It’s hard not to feel the weight of sexism and misogyny that may or may not have been at play in the decision to elect business mogul Donald J. Trump president over a candidate who spent over 30 years in public service fighting for the rights of women and children. Many people were hopeful that history, or “herstory,” was going to be made last night with the United States ushering in its first female commander in chief. Such was not the case.
A century ago, Suffragettes wore purple for loyalty and dignity, white for purity, and green for hope, according to The Guardian. Yesterday, women wore a variety of garments that signified their power. Despite the outcome of this election, these women continue to be fierce.
Wearing purple (a nod to the Suffragettes?) on the lapel of her black pantsuit, Clinton made the following remarks in her concession speech:
“You represent the best of America. And being your candidate has been one of the biggest honors of my life … This is painful and it will be for a long time … I still believe in America and I always will … We must accept this result and look to the future. There are more seasons to come and more work to be done.”
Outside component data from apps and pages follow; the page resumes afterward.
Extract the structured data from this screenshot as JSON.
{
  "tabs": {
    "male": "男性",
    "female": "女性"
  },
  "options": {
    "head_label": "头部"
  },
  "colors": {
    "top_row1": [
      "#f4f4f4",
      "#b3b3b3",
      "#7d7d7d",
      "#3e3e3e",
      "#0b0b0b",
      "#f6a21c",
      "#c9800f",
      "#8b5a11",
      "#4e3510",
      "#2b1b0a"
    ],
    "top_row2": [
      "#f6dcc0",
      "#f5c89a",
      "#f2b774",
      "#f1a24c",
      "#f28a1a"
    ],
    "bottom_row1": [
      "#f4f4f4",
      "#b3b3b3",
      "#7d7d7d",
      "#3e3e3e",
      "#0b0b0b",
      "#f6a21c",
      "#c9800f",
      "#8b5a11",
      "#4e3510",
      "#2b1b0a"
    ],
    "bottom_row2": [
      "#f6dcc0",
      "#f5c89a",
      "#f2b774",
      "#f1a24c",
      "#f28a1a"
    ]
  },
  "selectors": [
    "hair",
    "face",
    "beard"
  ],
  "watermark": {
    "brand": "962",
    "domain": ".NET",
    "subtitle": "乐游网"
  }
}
Wendy Chin-Tanner, Portland, Oregon
Madonna, New York City, New York
Leah Umansky, New York City, New York
Samantha Bee, New York City, New York
Betony Toht and Jayna Maleri, Brooklyn, New York
Flåm V Rosemålin, Portland, Oregon
Rebecca Solnit, New York City, New York